Your instructions
Beginning with the first line, return the material verbatim and without pictures.

Records for the task

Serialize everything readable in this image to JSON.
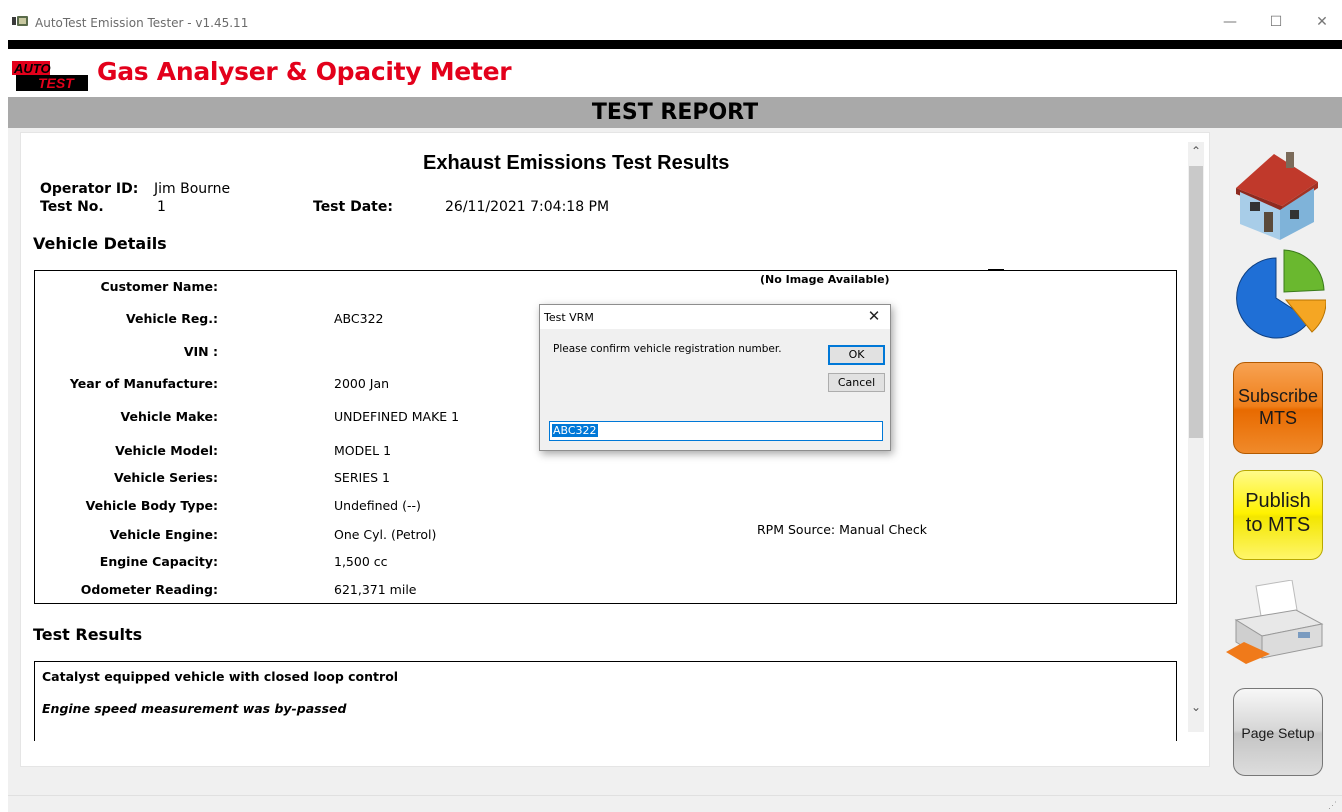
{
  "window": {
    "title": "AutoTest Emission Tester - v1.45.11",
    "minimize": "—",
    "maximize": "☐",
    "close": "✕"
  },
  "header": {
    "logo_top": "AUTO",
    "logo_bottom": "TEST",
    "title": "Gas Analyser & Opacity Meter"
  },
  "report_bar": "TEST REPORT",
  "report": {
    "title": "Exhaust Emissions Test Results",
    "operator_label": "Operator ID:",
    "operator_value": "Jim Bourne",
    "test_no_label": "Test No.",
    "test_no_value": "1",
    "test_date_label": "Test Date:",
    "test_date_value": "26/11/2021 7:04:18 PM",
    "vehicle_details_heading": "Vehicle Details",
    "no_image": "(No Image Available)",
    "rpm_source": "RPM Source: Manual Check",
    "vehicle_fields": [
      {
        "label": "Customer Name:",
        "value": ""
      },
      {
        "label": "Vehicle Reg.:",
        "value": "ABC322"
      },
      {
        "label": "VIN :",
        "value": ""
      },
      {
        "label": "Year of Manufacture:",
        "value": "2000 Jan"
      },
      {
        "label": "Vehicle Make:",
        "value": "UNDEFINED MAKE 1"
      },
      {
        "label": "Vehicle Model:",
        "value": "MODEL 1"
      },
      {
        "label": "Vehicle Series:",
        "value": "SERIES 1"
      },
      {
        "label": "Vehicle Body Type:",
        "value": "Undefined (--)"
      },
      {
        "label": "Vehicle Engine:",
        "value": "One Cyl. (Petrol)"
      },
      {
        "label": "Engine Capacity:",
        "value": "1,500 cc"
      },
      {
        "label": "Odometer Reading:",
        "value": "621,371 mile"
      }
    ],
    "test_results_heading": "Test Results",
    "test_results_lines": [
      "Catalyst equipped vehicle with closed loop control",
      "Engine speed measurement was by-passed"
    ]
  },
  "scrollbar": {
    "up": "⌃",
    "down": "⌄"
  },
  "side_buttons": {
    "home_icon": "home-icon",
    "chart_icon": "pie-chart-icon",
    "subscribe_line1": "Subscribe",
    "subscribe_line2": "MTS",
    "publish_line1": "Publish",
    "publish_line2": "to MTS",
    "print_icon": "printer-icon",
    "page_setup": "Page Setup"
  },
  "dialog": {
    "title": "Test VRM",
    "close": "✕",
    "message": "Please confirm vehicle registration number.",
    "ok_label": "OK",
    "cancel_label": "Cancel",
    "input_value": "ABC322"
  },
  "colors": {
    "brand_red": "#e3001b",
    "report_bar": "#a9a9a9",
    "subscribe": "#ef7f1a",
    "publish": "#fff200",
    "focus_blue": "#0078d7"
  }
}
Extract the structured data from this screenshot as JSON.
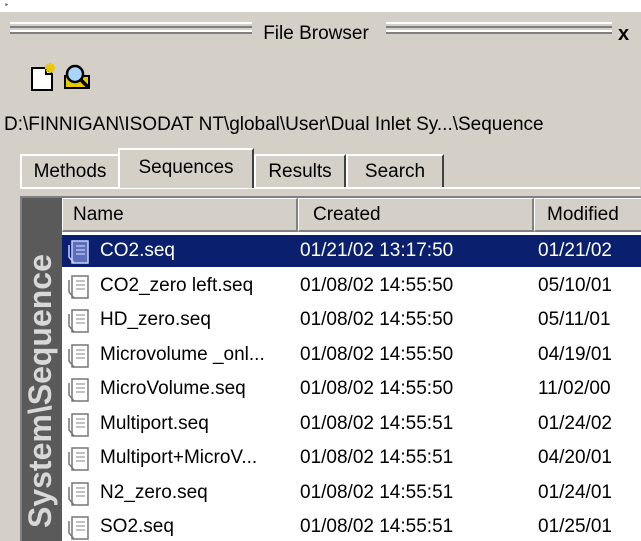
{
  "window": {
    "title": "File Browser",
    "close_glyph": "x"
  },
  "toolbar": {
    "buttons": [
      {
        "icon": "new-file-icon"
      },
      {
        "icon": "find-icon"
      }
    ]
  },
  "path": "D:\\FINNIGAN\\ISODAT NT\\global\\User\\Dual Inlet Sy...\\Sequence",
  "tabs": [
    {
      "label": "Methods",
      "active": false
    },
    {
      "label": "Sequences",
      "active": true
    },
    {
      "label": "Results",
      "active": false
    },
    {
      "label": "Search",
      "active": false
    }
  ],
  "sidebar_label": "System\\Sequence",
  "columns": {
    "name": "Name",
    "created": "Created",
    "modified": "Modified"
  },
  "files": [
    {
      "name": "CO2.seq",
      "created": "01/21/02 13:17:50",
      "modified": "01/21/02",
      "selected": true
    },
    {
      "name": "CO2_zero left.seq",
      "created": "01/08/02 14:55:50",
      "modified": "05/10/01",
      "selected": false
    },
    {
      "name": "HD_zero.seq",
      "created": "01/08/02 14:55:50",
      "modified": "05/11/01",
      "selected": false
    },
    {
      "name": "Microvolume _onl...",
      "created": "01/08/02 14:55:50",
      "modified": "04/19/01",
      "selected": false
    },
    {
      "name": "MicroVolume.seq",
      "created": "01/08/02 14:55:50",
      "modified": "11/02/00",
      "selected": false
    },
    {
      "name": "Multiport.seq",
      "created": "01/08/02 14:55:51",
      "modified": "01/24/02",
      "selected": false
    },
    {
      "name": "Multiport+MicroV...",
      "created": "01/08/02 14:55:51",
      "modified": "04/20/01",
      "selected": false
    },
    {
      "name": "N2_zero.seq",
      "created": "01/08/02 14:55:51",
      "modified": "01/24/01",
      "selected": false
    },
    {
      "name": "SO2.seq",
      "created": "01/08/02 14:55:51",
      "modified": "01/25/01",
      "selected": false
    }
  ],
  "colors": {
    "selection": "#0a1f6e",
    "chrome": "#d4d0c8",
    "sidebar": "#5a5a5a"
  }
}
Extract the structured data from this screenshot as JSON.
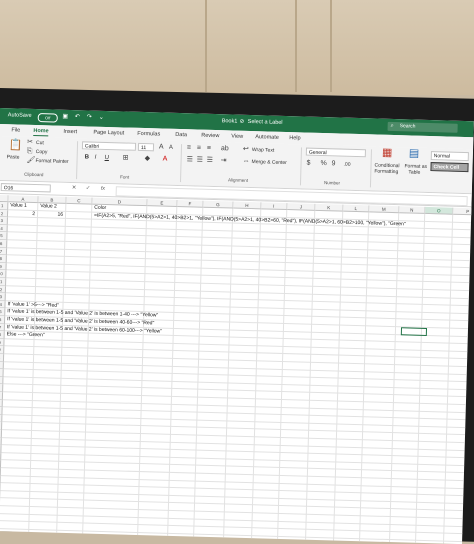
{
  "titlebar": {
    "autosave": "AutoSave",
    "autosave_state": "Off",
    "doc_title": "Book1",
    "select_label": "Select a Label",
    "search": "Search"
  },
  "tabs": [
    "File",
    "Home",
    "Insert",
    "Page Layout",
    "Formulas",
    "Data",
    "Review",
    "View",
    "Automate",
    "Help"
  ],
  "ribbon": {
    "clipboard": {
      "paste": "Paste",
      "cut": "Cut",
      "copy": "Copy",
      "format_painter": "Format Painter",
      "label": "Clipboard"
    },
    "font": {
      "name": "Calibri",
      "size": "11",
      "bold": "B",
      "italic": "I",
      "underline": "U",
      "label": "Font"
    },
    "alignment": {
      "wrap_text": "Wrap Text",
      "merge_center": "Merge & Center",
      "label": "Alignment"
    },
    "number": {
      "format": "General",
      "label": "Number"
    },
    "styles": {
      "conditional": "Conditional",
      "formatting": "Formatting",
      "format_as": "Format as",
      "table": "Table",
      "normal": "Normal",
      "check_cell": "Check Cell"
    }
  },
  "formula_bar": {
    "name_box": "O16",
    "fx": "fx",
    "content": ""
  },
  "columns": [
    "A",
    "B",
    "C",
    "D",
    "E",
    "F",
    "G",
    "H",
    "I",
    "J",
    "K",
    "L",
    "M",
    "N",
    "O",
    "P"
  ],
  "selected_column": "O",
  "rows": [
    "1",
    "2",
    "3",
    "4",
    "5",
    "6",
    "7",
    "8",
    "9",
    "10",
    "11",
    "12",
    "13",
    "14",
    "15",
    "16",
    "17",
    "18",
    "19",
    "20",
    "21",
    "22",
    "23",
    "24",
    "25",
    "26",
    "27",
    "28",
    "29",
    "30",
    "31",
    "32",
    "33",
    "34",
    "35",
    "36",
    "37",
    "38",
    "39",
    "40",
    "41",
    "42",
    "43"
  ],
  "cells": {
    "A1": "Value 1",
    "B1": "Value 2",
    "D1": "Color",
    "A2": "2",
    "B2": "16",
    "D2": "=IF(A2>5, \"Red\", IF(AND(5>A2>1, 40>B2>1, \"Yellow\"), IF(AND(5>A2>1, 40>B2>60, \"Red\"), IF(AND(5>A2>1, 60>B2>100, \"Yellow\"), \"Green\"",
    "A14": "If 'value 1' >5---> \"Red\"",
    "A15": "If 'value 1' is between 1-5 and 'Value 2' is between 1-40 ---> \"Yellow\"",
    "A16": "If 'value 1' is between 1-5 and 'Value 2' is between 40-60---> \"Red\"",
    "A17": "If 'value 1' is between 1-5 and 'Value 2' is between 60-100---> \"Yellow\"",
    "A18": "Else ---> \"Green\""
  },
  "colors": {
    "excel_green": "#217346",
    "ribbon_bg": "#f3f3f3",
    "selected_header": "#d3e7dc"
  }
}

Result of the task
Serialize everything readable in this image to JSON.
{
  "window": {
    "title": "AutoTest Emission Tester - v1.45.11",
    "minimize": "—",
    "maximize": "☐",
    "close": "✕"
  },
  "header": {
    "logo_top": "AUTO",
    "logo_bottom": "TEST",
    "title": "Gas Analyser & Opacity Meter"
  },
  "report_bar": "TEST REPORT",
  "report": {
    "title": "Exhaust Emissions Test Results",
    "operator_label": "Operator ID:",
    "operator_value": "Jim Bourne",
    "test_no_label": "Test No.",
    "test_no_value": "1",
    "test_date_label": "Test Date:",
    "test_date_value": "26/11/2021 7:04:18 PM",
    "vehicle_details_heading": "Vehicle Details",
    "no_image": "(No Image Available)",
    "rpm_source": "RPM Source: Manual Check",
    "vehicle_fields": [
      {
        "label": "Customer Name:",
        "value": ""
      },
      {
        "label": "Vehicle Reg.:",
        "value": "ABC322"
      },
      {
        "label": "VIN :",
        "value": ""
      },
      {
        "label": "Year of Manufacture:",
        "value": "2000 Jan"
      },
      {
        "label": "Vehicle Make:",
        "value": "UNDEFINED MAKE 1"
      },
      {
        "label": "Vehicle Model:",
        "value": "MODEL 1"
      },
      {
        "label": "Vehicle Series:",
        "value": "SERIES 1"
      },
      {
        "label": "Vehicle Body Type:",
        "value": "Undefined (--)"
      },
      {
        "label": "Vehicle Engine:",
        "value": "One Cyl. (Petrol)"
      },
      {
        "label": "Engine Capacity:",
        "value": "1,500 cc"
      },
      {
        "label": "Odometer Reading:",
        "value": "621,371 mile"
      }
    ],
    "test_results_heading": "Test Results",
    "test_results_lines": [
      "Catalyst equipped vehicle with closed loop control",
      "Engine speed measurement was by-passed"
    ]
  },
  "scrollbar": {
    "up": "⌃",
    "down": "⌄"
  },
  "side_buttons": {
    "home_icon": "home-icon",
    "chart_icon": "pie-chart-icon",
    "subscribe_line1": "Subscribe",
    "subscribe_line2": "MTS",
    "publish_line1": "Publish",
    "publish_line2": "to MTS",
    "print_icon": "printer-icon",
    "page_setup": "Page Setup"
  },
  "dialog": {
    "title": "Test VRM",
    "close": "✕",
    "message": "Please confirm vehicle registration number.",
    "ok_label": "OK",
    "cancel_label": "Cancel",
    "input_value": "ABC322"
  },
  "colors": {
    "brand_red": "#e3001b",
    "report_bar": "#a9a9a9",
    "subscribe": "#ef7f1a",
    "publish": "#fff200",
    "focus_blue": "#0078d7"
  }
}
Extract the structured data from this screenshot as JSON.
{
  "window": {
    "title": "File Browser",
    "close_glyph": "x"
  },
  "toolbar": {
    "buttons": [
      {
        "icon": "new-file-icon"
      },
      {
        "icon": "find-icon"
      }
    ]
  },
  "path": "D:\\FINNIGAN\\ISODAT NT\\global\\User\\Dual Inlet Sy...\\Sequence",
  "tabs": [
    {
      "label": "Methods",
      "active": false
    },
    {
      "label": "Sequences",
      "active": true
    },
    {
      "label": "Results",
      "active": false
    },
    {
      "label": "Search",
      "active": false
    }
  ],
  "sidebar_label": "System\\Sequence",
  "columns": {
    "name": "Name",
    "created": "Created",
    "modified": "Modified"
  },
  "files": [
    {
      "name": "CO2.seq",
      "created": "01/21/02 13:17:50",
      "modified": "01/21/02",
      "selected": true
    },
    {
      "name": "CO2_zero left.seq",
      "created": "01/08/02 14:55:50",
      "modified": "05/10/01",
      "selected": false
    },
    {
      "name": "HD_zero.seq",
      "created": "01/08/02 14:55:50",
      "modified": "05/11/01",
      "selected": false
    },
    {
      "name": "Microvolume _onl...",
      "created": "01/08/02 14:55:50",
      "modified": "04/19/01",
      "selected": false
    },
    {
      "name": "MicroVolume.seq",
      "created": "01/08/02 14:55:50",
      "modified": "11/02/00",
      "selected": false
    },
    {
      "name": "Multiport.seq",
      "created": "01/08/02 14:55:51",
      "modified": "01/24/02",
      "selected": false
    },
    {
      "name": "Multiport+MicroV...",
      "created": "01/08/02 14:55:51",
      "modified": "04/20/01",
      "selected": false
    },
    {
      "name": "N2_zero.seq",
      "created": "01/08/02 14:55:51",
      "modified": "01/24/01",
      "selected": false
    },
    {
      "name": "SO2.seq",
      "created": "01/08/02 14:55:51",
      "modified": "01/25/01",
      "selected": false
    }
  ],
  "colors": {
    "selection": "#0a1f6e",
    "chrome": "#d4d0c8",
    "sidebar": "#5a5a5a"
  }
}
Extract the structured data from this screenshot as JSON.
{
  "titlebar": {
    "autosave": "AutoSave",
    "autosave_state": "Off",
    "doc_title": "Book1",
    "select_label": "Select a Label",
    "search": "Search"
  },
  "tabs": [
    "File",
    "Home",
    "Insert",
    "Page Layout",
    "Formulas",
    "Data",
    "Review",
    "View",
    "Automate",
    "Help"
  ],
  "ribbon": {
    "clipboard": {
      "paste": "Paste",
      "cut": "Cut",
      "copy": "Copy",
      "format_painter": "Format Painter",
      "label": "Clipboard"
    },
    "font": {
      "name": "Calibri",
      "size": "11",
      "bold": "B",
      "italic": "I",
      "underline": "U",
      "label": "Font"
    },
    "alignment": {
      "wrap_text": "Wrap Text",
      "merge_center": "Merge & Center",
      "label": "Alignment"
    },
    "number": {
      "format": "General",
      "label": "Number"
    },
    "styles": {
      "conditional": "Conditional",
      "formatting": "Formatting",
      "format_as": "Format as",
      "table": "Table",
      "normal": "Normal",
      "check_cell": "Check Cell"
    }
  },
  "formula_bar": {
    "name_box": "O16",
    "fx": "fx",
    "content": ""
  },
  "columns": [
    "A",
    "B",
    "C",
    "D",
    "E",
    "F",
    "G",
    "H",
    "I",
    "J",
    "K",
    "L",
    "M",
    "N",
    "O",
    "P"
  ],
  "selected_column": "O",
  "rows": [
    "1",
    "2",
    "3",
    "4",
    "5",
    "6",
    "7",
    "8",
    "9",
    "10",
    "11",
    "12",
    "13",
    "14",
    "15",
    "16",
    "17",
    "18",
    "19",
    "20",
    "21",
    "22",
    "23",
    "24",
    "25",
    "26",
    "27",
    "28",
    "29",
    "30",
    "31",
    "32",
    "33",
    "34",
    "35",
    "36",
    "37",
    "38",
    "39",
    "40",
    "41",
    "42",
    "43"
  ],
  "cells": {
    "A1": "Value 1",
    "B1": "Value 2",
    "D1": "Color",
    "A2": "2",
    "B2": "16",
    "D2": "=IF(A2>5, \"Red\", IF(AND(5>A2>1, 40>B2>1, \"Yellow\"), IF(AND(5>A2>1, 40>B2>60, \"Red\"), IF(AND(5>A2>1, 60>B2>100, \"Yellow\"), \"Green\"",
    "A14": "If 'value 1' >5---> \"Red\"",
    "A15": "If 'value 1' is between 1-5 and 'Value 2' is between 1-40 ---> \"Yellow\"",
    "A16": "If 'value 1' is between 1-5 and 'Value 2' is between 40-60---> \"Red\"",
    "A17": "If 'value 1' is between 1-5 and 'Value 2' is between 60-100---> \"Yellow\"",
    "A18": "Else ---> \"Green\""
  },
  "colors": {
    "excel_green": "#217346",
    "ribbon_bg": "#f3f3f3",
    "selected_header": "#d3e7dc"
  }
}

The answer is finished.